Castelli is also among the most beautiful villages in Italy, with its unmistakable profile perched on the rock and five centuries of ceramic art behind it. Here, artistic ceramics are everywhere, from the countless artisan shops to the street signs. History has it that in the 1300s, the Benedictine monks settled in Castelli taught the population to create ceramics, leveraging the great wealth of clay and wood. Since the 1700s, they have specialized in depicting landscapes and mythological scenes, a characteristic that makes Castelli ceramics so recognizable and different from others. A walk in the village cannot miss visiting some workshops to buy precious handcrafted objects and hear the story of this art, for example, from Simonetti.

But the craftsmanship is also evident in the gastronomic productions, so much so that local producers have thought of uniting all the excellences produced in the shadow of Gran Sasso under a single brand: the Made in 2.192 association (from the meters of the highest peak). Look for this logo on the packages, and you will be sure to have one of the best products from the area, respectful of the methods of processing and the origin of the raw materials. In particular, look for and give friends at home the splendid boxes of Gran Sasso Frollini, simple honey and solina flour cookies that faithfully represent the mountain’s skyline. The best souvenir.

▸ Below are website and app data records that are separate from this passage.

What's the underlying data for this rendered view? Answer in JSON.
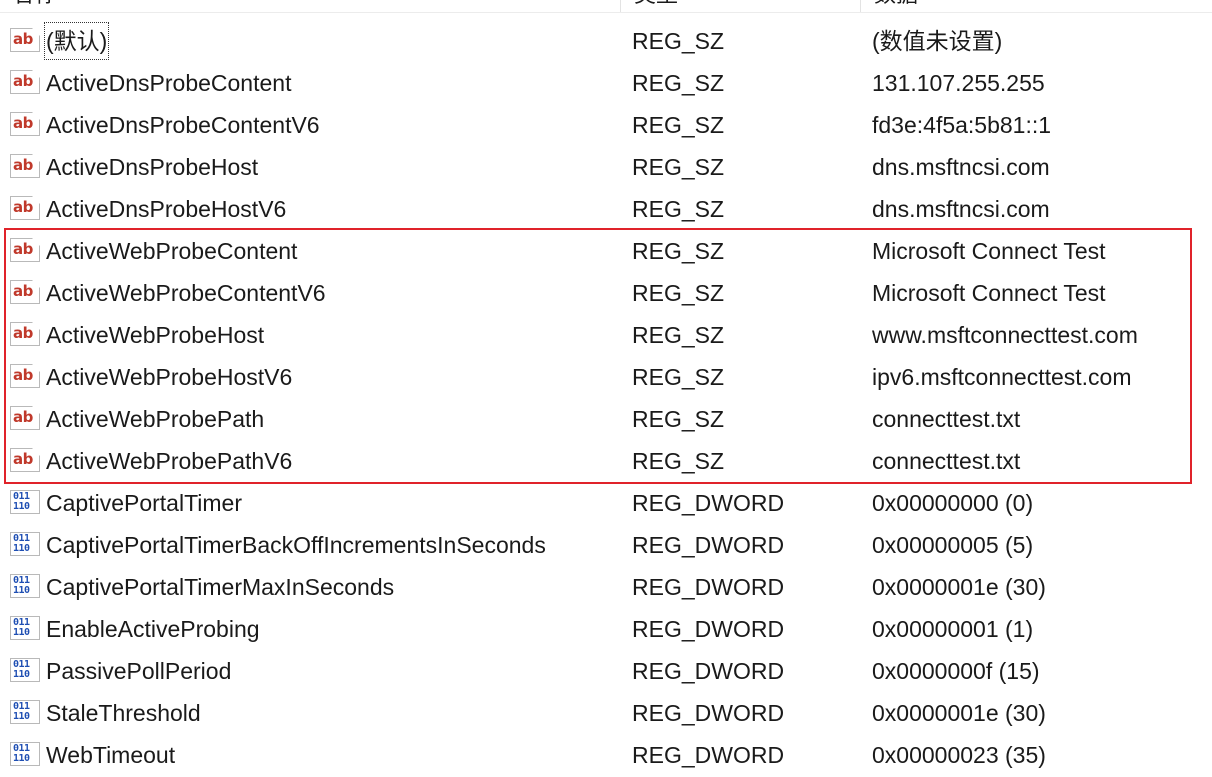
{
  "columns": {
    "name": "名称",
    "type": "类型",
    "data": "数据"
  },
  "icons": {
    "string": "ab",
    "dword": "011\n110"
  },
  "highlight_color": "#e0232a",
  "rows": [
    {
      "icon": "string-value-icon",
      "name": "(默认)",
      "type": "REG_SZ",
      "data": "(数值未设置)"
    },
    {
      "icon": "string-value-icon",
      "name": "ActiveDnsProbeContent",
      "type": "REG_SZ",
      "data": "131.107.255.255"
    },
    {
      "icon": "string-value-icon",
      "name": "ActiveDnsProbeContentV6",
      "type": "REG_SZ",
      "data": "fd3e:4f5a:5b81::1"
    },
    {
      "icon": "string-value-icon",
      "name": "ActiveDnsProbeHost",
      "type": "REG_SZ",
      "data": "dns.msftncsi.com"
    },
    {
      "icon": "string-value-icon",
      "name": "ActiveDnsProbeHostV6",
      "type": "REG_SZ",
      "data": "dns.msftncsi.com"
    },
    {
      "icon": "string-value-icon",
      "name": "ActiveWebProbeContent",
      "type": "REG_SZ",
      "data": "Microsoft Connect Test"
    },
    {
      "icon": "string-value-icon",
      "name": "ActiveWebProbeContentV6",
      "type": "REG_SZ",
      "data": "Microsoft Connect Test"
    },
    {
      "icon": "string-value-icon",
      "name": "ActiveWebProbeHost",
      "type": "REG_SZ",
      "data": "www.msftconnecttest.com"
    },
    {
      "icon": "string-value-icon",
      "name": "ActiveWebProbeHostV6",
      "type": "REG_SZ",
      "data": "ipv6.msftconnecttest.com"
    },
    {
      "icon": "string-value-icon",
      "name": "ActiveWebProbePath",
      "type": "REG_SZ",
      "data": "connecttest.txt"
    },
    {
      "icon": "string-value-icon",
      "name": "ActiveWebProbePathV6",
      "type": "REG_SZ",
      "data": "connecttest.txt"
    },
    {
      "icon": "dword-value-icon",
      "name": "CaptivePortalTimer",
      "type": "REG_DWORD",
      "data": "0x00000000 (0)"
    },
    {
      "icon": "dword-value-icon",
      "name": "CaptivePortalTimerBackOffIncrementsInSeconds",
      "type": "REG_DWORD",
      "data": "0x00000005 (5)"
    },
    {
      "icon": "dword-value-icon",
      "name": "CaptivePortalTimerMaxInSeconds",
      "type": "REG_DWORD",
      "data": "0x0000001e (30)"
    },
    {
      "icon": "dword-value-icon",
      "name": "EnableActiveProbing",
      "type": "REG_DWORD",
      "data": "0x00000001 (1)"
    },
    {
      "icon": "dword-value-icon",
      "name": "PassivePollPeriod",
      "type": "REG_DWORD",
      "data": "0x0000000f (15)"
    },
    {
      "icon": "dword-value-icon",
      "name": "StaleThreshold",
      "type": "REG_DWORD",
      "data": "0x0000001e (30)"
    },
    {
      "icon": "dword-value-icon",
      "name": "WebTimeout",
      "type": "REG_DWORD",
      "data": "0x00000023 (35)"
    }
  ]
}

Perhaps along with a bottle of the medicinette from Scuppoz Spirits, a local liqueur distillery (the laboratory is in Campovalano) that, studying herbs, roots, and spices, has created a series of traditional liqueurs, bottled in the style of 1930s medicines. Because in these mountains, after a hearty meal, they say in dialect “do you want the medicine?” to indicate the digestif. You can choose from gentian, ratafia, licorice, anise, and herbal bitters; each liqueur tells a story.

Side Trips Along the Way

Three additional tips, since you’re here: two nearby and one a bit further towards the sea. A very nice experience is lunch or dinner at the Godere Agricolo Farm in Campli, whose name says it all (i.e. farming delight). The owner, Claudio Ventura, will be upfront about one thing from the start: you have to take your time and enjoy the countryside and wildlife without overly intruding. This is why you should visit the surrounding areas in addition to sampling the traditional recipes that are prepared strictly according to the seasons: fields with long grass growing in harmony with crops, a self-consumption garden, and bushes of impromptu herbs. Maybe take a book and take a seat beneath a tree to read. Here, on the verge of the Marche region, is a vintage postcard view of the twin peaks of Monte Fiore and Monte Campli.

Imagine a place where, while still being in the same province, you could quickly go from high mountains to the sea! A voyage of flavors and tastes that inspires inventive pairings, such as trabocchi and transhumance, sea and land, and pasta with anchovies and pecorino! Pushing past the Siciliana Valley toward Alba Adriatica, you can witness the success of this experiment at Valerio Di Mattia’s Il Palmizio restaurant (president of the association of Abruzzese restaurateurs and ambassador of taste), where even the regional Brodetto – a mash-up of Giulianova and San Benedetto del Tronto recipes – is worth trying.

On the way to the sea, stop at Canzano, at the Tenuta Cerulli Spinozzi, for a glass of DOCG wine from the Teramo Hills. An organic and sustainable production that enhances native grapes: Montepulciano, Trebbiano, Pecorino. Wine – they say – is bottled poetry: the moment the bunch is picked from the plant is the moment of maximum quality. This is what you need to find in the glass.

#AbruzzoFoodExperience was an event by Abruzzo Travelling


1 Comment

Leave a Reply